1. Make a Donation
Make a donation of something you no longer need and select a charity that promotes art education; the bigger the item, the greater revenue you’ll bring in for the charity, so donate your old boat or even car. It may seem like quite a generous thing to donate a vehicle, but if it’s one that’s been sitting in your garage or yard for months or even years, not getting used, it’ll do more good raising funds for a cause you believe in. If you’re considering getting a new car, donate your old one instead of trading it in.
You actually will see some profit from donating your car in the form of a tax deduction at the end of the year. Donating a large item of significant value will make a huge dent in the amount of money you owe to the IRS, or increase the tax refund you’re already expecting.
If you’re truly passionate about the arts, your school district needs as much money as possible; talk to your family members, friends and neighbors about donating their large items, too.
2. Volunteer to Teach
Part of the reason why the arts are cut in school districts is because the districts don’t have the budget to afford teachers. By volunteering to teach the arts for free, you eliminate this problem. While you likely don’t have the time and resources to teach the arts full-time, nor will the school be able to hire you to teach during the school day, volunteering to teach an after-school course in the arts at least once a week can make a significant impact on students.
The kids will look forward to your courses with relish. Plus, giving the kids someplace to go after school helps many families without childcare reduce the incidences of kids getting into trouble or heading home alone as latchkeys.
Teach whatever you’re passionate about. You don’t have to stick to typical school offerings when it comes to offering an after-school course. You might teach a course about:
- A specific instrument or an orchestra of instruments
- A choir
- Theater, including acting and behind-the-scenes work
- A specific type of art, or many forms of art
As volunteer instructor, you’ll have to provide the supplies for the course yourself. This might get especially expensive when it comes to items like instrument rental fees, so consider asking parents for funding.
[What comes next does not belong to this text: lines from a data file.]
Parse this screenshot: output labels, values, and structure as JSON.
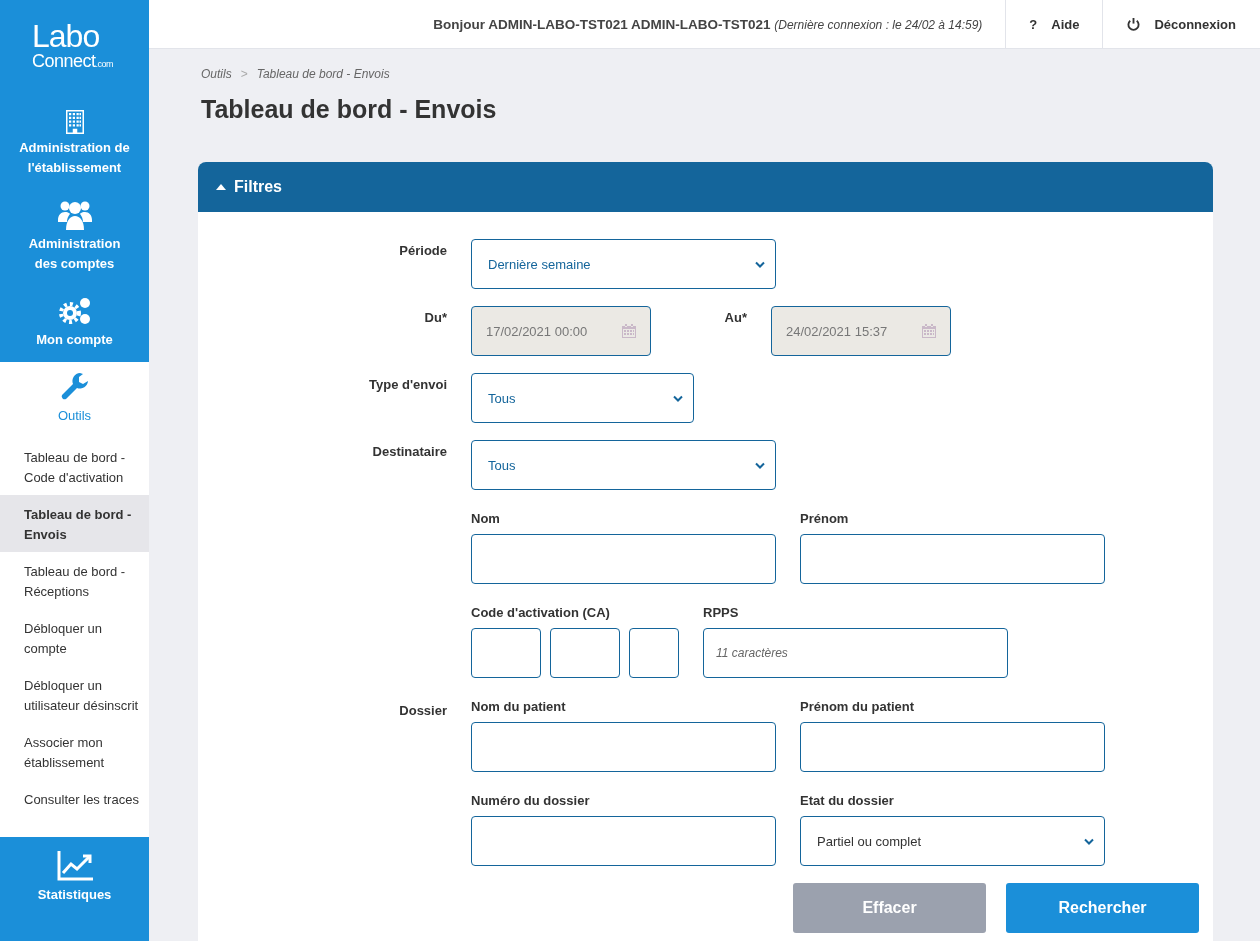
{
  "logo": {
    "line1": "Labo",
    "line2": "Connect",
    "suffix": ".com"
  },
  "nav_items": [
    {
      "label": "Administration de l'établissement",
      "kind": "building",
      "selected": false
    },
    {
      "label": "Administration des comptes",
      "kind": "users",
      "selected": false
    },
    {
      "label": "Mon compte",
      "kind": "gears",
      "selected": false
    },
    {
      "label": "Outils",
      "kind": "wrench",
      "selected": true,
      "submenu": [
        {
          "label": "Tableau de bord - Code d'activation",
          "selected": false
        },
        {
          "label": "Tableau de bord - Envois",
          "selected": true
        },
        {
          "label": "Tableau de bord - Réceptions",
          "selected": false
        },
        {
          "label": "Débloquer un compte",
          "selected": false
        },
        {
          "label": "Débloquer un utilisateur désinscrit",
          "selected": false
        },
        {
          "label": "Associer mon établissement",
          "selected": false
        },
        {
          "label": "Consulter les traces",
          "selected": false
        }
      ]
    },
    {
      "label": "Statistiques",
      "kind": "chart",
      "selected": false
    }
  ],
  "header": {
    "greeting": "Bonjour ADMIN-LABO-TST021 ADMIN-LABO-TST021",
    "last_login": "(Dernière connexion : le 24/02 à 14:59)",
    "help": {
      "icon": "?",
      "label": "Aide"
    },
    "logout": "Déconnexion"
  },
  "breadcrumb": [
    "Outils",
    "Tableau de bord - Envois"
  ],
  "breadcrumb_separator": ">",
  "page_title": "Tableau de bord - Envois",
  "filters": {
    "title": "Filtres",
    "expanded": true,
    "period": {
      "label": "Période",
      "value": "Dernière semaine"
    },
    "from": {
      "label": "Du*",
      "value": "17/02/2021 00:00",
      "disabled": true
    },
    "to": {
      "label": "Au*",
      "value": "24/02/2021 15:37",
      "disabled": true
    },
    "send_type": {
      "label": "Type d'envoi",
      "value": "Tous"
    },
    "recipient": {
      "label": "Destinataire",
      "value": "Tous"
    },
    "last_name": {
      "label": "Nom"
    },
    "first_name": {
      "label": "Prénom"
    },
    "activation_code": {
      "label": "Code d'activation (CA)"
    },
    "rpps": {
      "label": "RPPS",
      "placeholder": "11 caractères"
    },
    "dossier_label": "Dossier",
    "patient_last_name": {
      "label": "Nom du patient"
    },
    "patient_first_name": {
      "label": "Prénom du patient"
    },
    "dossier_number": {
      "label": "Numéro du dossier"
    },
    "dossier_state": {
      "label": "Etat du dossier",
      "value": "Partiel ou complet"
    },
    "buttons": {
      "clear": "Effacer",
      "search": "Rechercher"
    }
  }
}
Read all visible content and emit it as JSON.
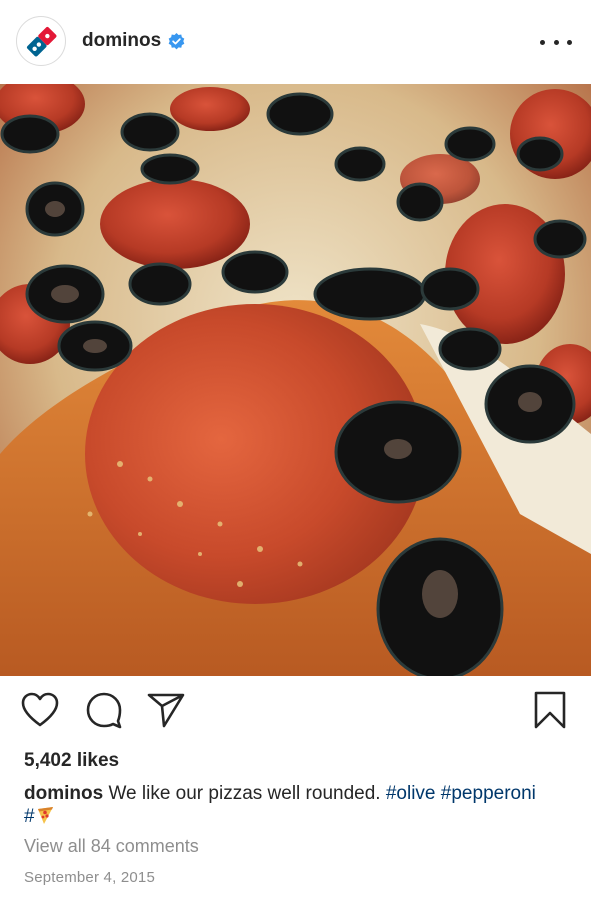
{
  "post": {
    "username": "dominos",
    "verified": true,
    "more_icon": "more-horizontal-icon",
    "image_icon": "pizza-photo",
    "actions": {
      "like": "heart-icon",
      "comment": "comment-icon",
      "share": "send-icon",
      "save": "bookmark-icon"
    },
    "likes": "5,402 likes",
    "caption": {
      "user": "dominos",
      "text": "We like our pizzas well rounded.",
      "tag1": "#olive",
      "tag2": "#pepperoni",
      "tag3": "#",
      "tag3_emoji": "pizza-emoji"
    },
    "comments_link": "View all 84 comments",
    "date": "September 4, 2015"
  },
  "colors": {
    "brand_blue": "#006491",
    "brand_red": "#e31837",
    "verified_blue": "#3897f0",
    "hashtag": "#00376b",
    "muted": "#8e8e8e"
  }
}
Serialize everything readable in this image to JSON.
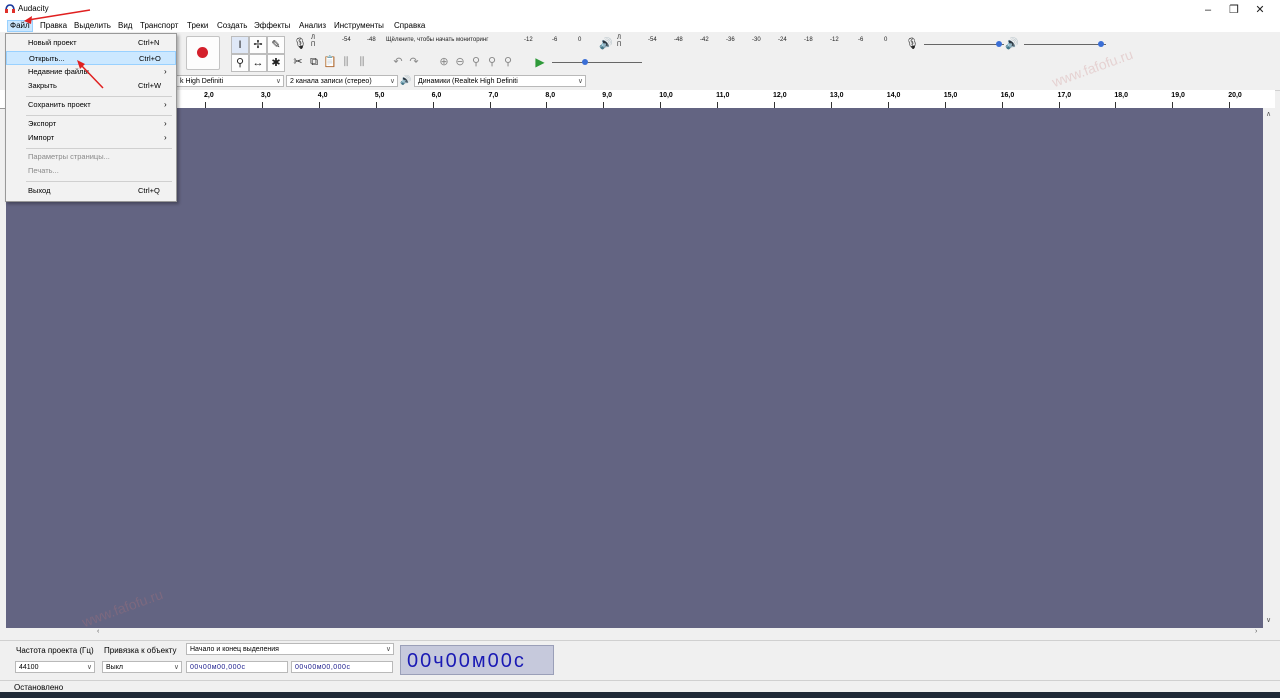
{
  "window": {
    "title": "Audacity",
    "min": "–",
    "max": "❐",
    "close": "✕"
  },
  "menu": [
    "Файл",
    "Правка",
    "Выделить",
    "Вид",
    "Транспорт",
    "Треки",
    "Создать",
    "Эффекты",
    "Анализ",
    "Инструменты",
    "Справка"
  ],
  "file_menu": [
    {
      "label": "Новый проект",
      "shortcut": "Ctrl+N"
    },
    {
      "label": "Открыть...",
      "shortcut": "Ctrl+O"
    },
    {
      "label": "Недавние файлы",
      "shortcut": "›"
    },
    {
      "label": "Закрыть",
      "shortcut": "Ctrl+W"
    },
    {
      "label": "Сохранить проект",
      "shortcut": "›"
    },
    {
      "label": "Экспорт",
      "shortcut": "›"
    },
    {
      "label": "Импорт",
      "shortcut": "›"
    },
    {
      "label": "Параметры страницы...",
      "shortcut": ""
    },
    {
      "label": "Печать...",
      "shortcut": ""
    },
    {
      "label": "Выход",
      "shortcut": "Ctrl+Q"
    }
  ],
  "meter": {
    "rec_hint": "Щёлкните, чтобы начать мониторинг",
    "rec_left": "-54",
    "rec_left2": "-48",
    "rec_right": [
      "-12",
      "-6",
      "0"
    ],
    "play_scale": [
      "-54",
      "-48",
      "-42",
      "-36",
      "-30",
      "-24",
      "-18",
      "-12",
      "-6",
      "0"
    ],
    "channel_top": "Л",
    "channel_bottom": "П"
  },
  "devices": {
    "rec_device": "k High Definiti",
    "channels": "2 канала записи (стерео)",
    "playback": "Динамики (Realtek High Definiti"
  },
  "ruler": [
    "2,0",
    "3,0",
    "4,0",
    "5,0",
    "6,0",
    "7,0",
    "8,0",
    "9,0",
    "10,0",
    "11,0",
    "12,0",
    "13,0",
    "14,0",
    "15,0",
    "16,0",
    "17,0",
    "18,0",
    "19,0",
    "20,0"
  ],
  "selection": {
    "rate_label": "Частота проекта (Гц)",
    "rate_value": "44100",
    "snap_label": "Привязка к объекту",
    "snap_value": "Выкл",
    "sel_mode": "Начало и конец выделения",
    "start": "00ч00м00,000с",
    "end": "00ч00м00,000с",
    "big": "00ч00м00с"
  },
  "status": "Остановлено",
  "watermark": "www.fafofu.ru"
}
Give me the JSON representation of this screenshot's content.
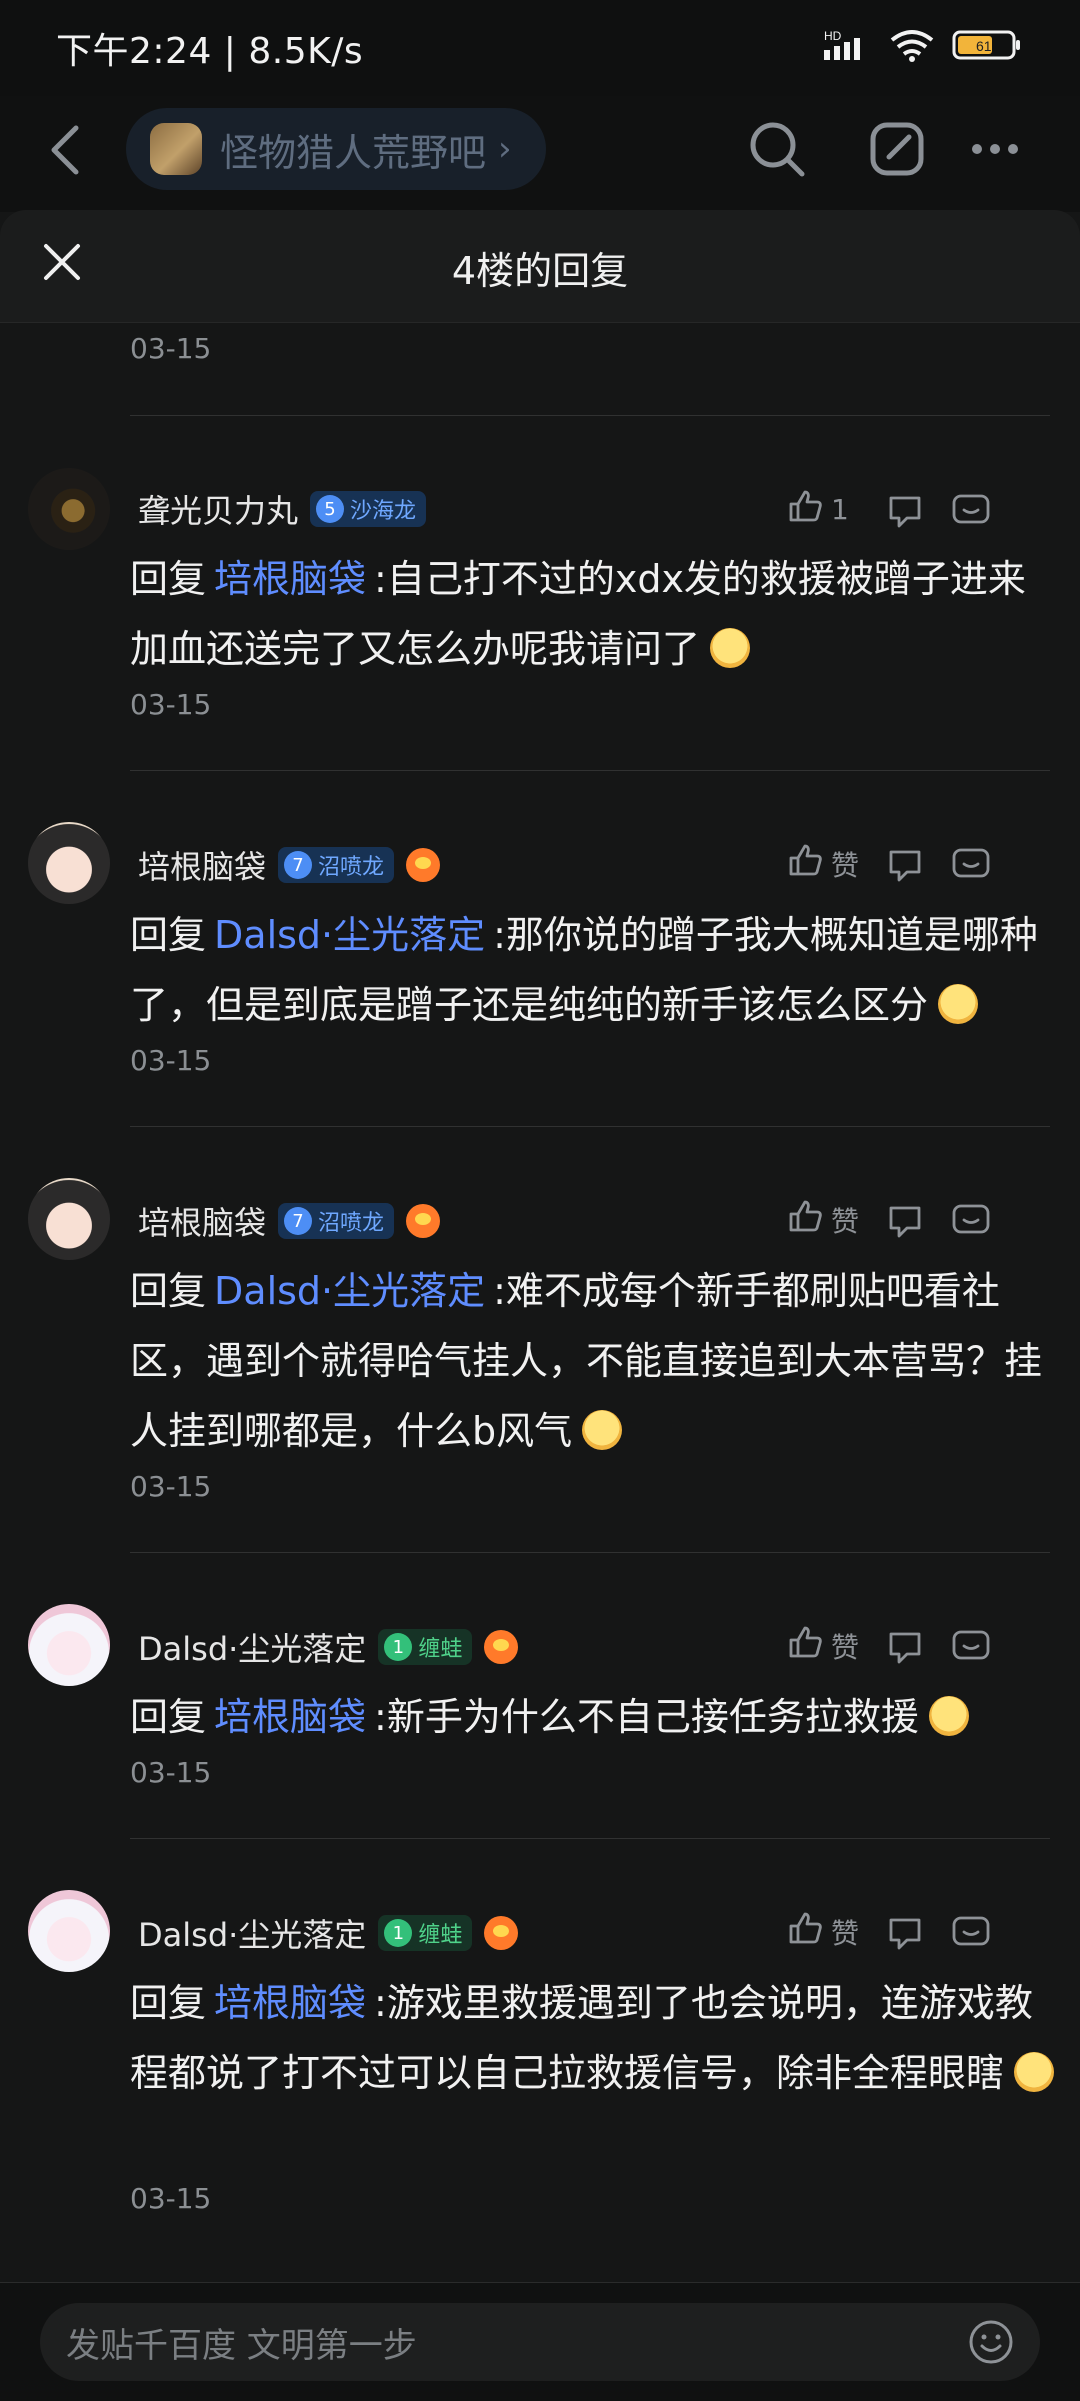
{
  "status_bar": {
    "time_speed": "下午2:24 | 8.5K/s",
    "battery": "61",
    "signal_icon": "signal-hd-icon",
    "wifi_icon": "wifi-icon",
    "battery_icon": "battery-icon"
  },
  "top_bar": {
    "forum_name": "怪物猎人荒野吧",
    "back_icon": "back-chevron-icon",
    "search_icon": "search-icon",
    "compose_icon": "compose-icon",
    "more_icon": "more-icon"
  },
  "sheet": {
    "title": "4楼的回复",
    "close_icon": "close-icon"
  },
  "comments": [
    {
      "date": "03-15"
    },
    {
      "username": "聋光贝力丸",
      "badge_level": "5",
      "badge_name": "沙海龙",
      "badge_color": "#4d8ef5",
      "like_count": "1",
      "reply_prefix": "回复",
      "mention": "培根脑袋",
      "text": ":自己打不过的xdx发的救援被蹭子进来加血还送完了又怎么办呢我请问了",
      "emoji": "thinking-emoji-icon",
      "date": "03-15"
    },
    {
      "username": "培根脑袋",
      "badge_level": "7",
      "badge_name": "沼喷龙",
      "badge_color": "#4d8ef5",
      "game_icon": "game-badge-icon",
      "like_label": "赞",
      "reply_prefix": "回复",
      "mention": "Dalsd·尘光落定",
      "text": ":那你说的蹭子我大概知道是哪种了，但是到底是蹭子还是纯纯的新手该怎么区分",
      "emoji": "grin-emoji-icon",
      "date": "03-15"
    },
    {
      "username": "培根脑袋",
      "badge_level": "7",
      "badge_name": "沼喷龙",
      "badge_color": "#4d8ef5",
      "game_icon": "game-badge-icon",
      "like_label": "赞",
      "reply_prefix": "回复",
      "mention": "Dalsd·尘光落定",
      "text": ":难不成每个新手都刷贴吧看社区，遇到个就得哈气挂人，不能直接追到大本营骂？挂人挂到哪都是，什么b风气",
      "emoji": "grin-emoji-icon",
      "date": "03-15"
    },
    {
      "username": "Dalsd·尘光落定",
      "badge_level": "1",
      "badge_name": "缠蛙",
      "badge_color": "#33c07a",
      "game_icon": "game-badge-icon",
      "like_label": "赞",
      "reply_prefix": "回复",
      "mention": "培根脑袋",
      "text": ":新手为什么不自己接任务拉救援",
      "emoji": "kiss-emoji-icon",
      "date": "03-15"
    },
    {
      "username": "Dalsd·尘光落定",
      "badge_level": "1",
      "badge_name": "缠蛙",
      "badge_color": "#33c07a",
      "game_icon": "game-badge-icon",
      "like_label": "赞",
      "reply_prefix": "回复",
      "mention": "培根脑袋",
      "text": ":游戏里救援遇到了也会说明，连游戏教程都说了打不过可以自己拉救援信号，除非全程眼瞎",
      "emoji": "smile-emoji-icon",
      "date": "03-15"
    }
  ],
  "bottom_bar": {
    "placeholder": "发贴千百度 文明第一步",
    "emoji_icon": "emoji-button-icon"
  }
}
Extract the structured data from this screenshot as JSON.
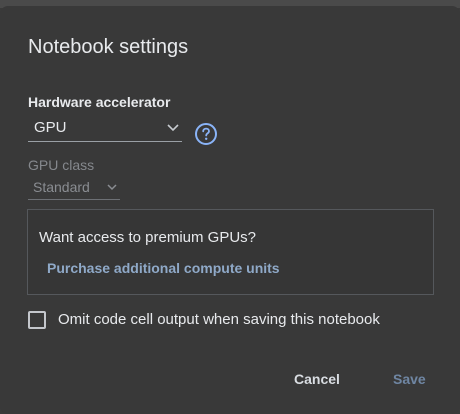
{
  "dialog": {
    "title": "Notebook settings",
    "hardware_accelerator": {
      "label": "Hardware accelerator",
      "value": "GPU",
      "help_icon": "help-circle-icon"
    },
    "gpu_class": {
      "label": "GPU class",
      "value": "Standard"
    },
    "promo": {
      "question": "Want access to premium GPUs?",
      "link": "Purchase additional compute units"
    },
    "omit_output": {
      "label": "Omit code cell output when saving this notebook",
      "checked": false
    },
    "buttons": {
      "cancel": "Cancel",
      "save": "Save"
    }
  },
  "colors": {
    "background": "#393939",
    "text": "#e8eaed",
    "dim_text": "#85888d",
    "link": "#8fa9c8",
    "save_disabled": "#6f86a3",
    "accent_icon": "#8ab4f8"
  }
}
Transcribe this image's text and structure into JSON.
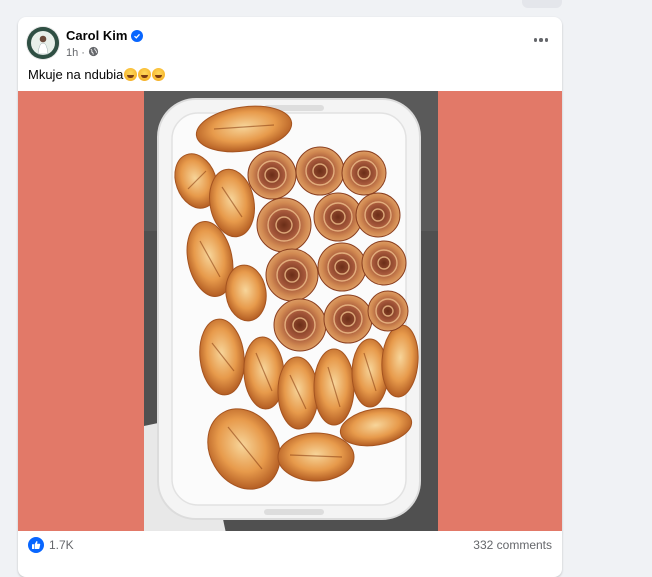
{
  "post": {
    "author": "Carol Kim",
    "time": "1h",
    "caption": "Mkuje na ndubia",
    "caption_emojis": [
      "grinning-sweat-emoji",
      "grinning-sweat-emoji",
      "grinning-sweat-emoji"
    ],
    "likes": "1.7K",
    "comments": "332 comments"
  },
  "colors": {
    "media_background": "#e27968",
    "accent": "#0866ff"
  }
}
3. Lead a Fundraising Event
If your school district is willing to continue teaching arts classes if it can raise the budget, do what you can to keep the arts alive through fundraising events. Many adults in the community want arts in their schools, but few step up to answer the call for help. Schools rely on passionate people like you to volunteer to get funds however possible.
Besides your donation plan and relying on organizations that support educational causes, you can raise the money directly through bake sales, craft sales, festivals, raffles, and even tickets to see students from your after-school course perform or exhibit their skills.
The School Superintendents Associationcites a study where students in high school who elected to take music more than doubled their math scores and increased their scores in subjects such as history and geography by 40 percent. The evidence that the arts enrich students’ lives is clear, but evidence isn’t always enough in the face of budget woes.
Beyond helping to raise money and volunteering to teach yourself, the next best thing you can do to keep the arts alive is to participate in public debates on arts in the classroom. Make your cause known to the community, and let your voice be heard.
Photo Credit By: huffingtonpost.com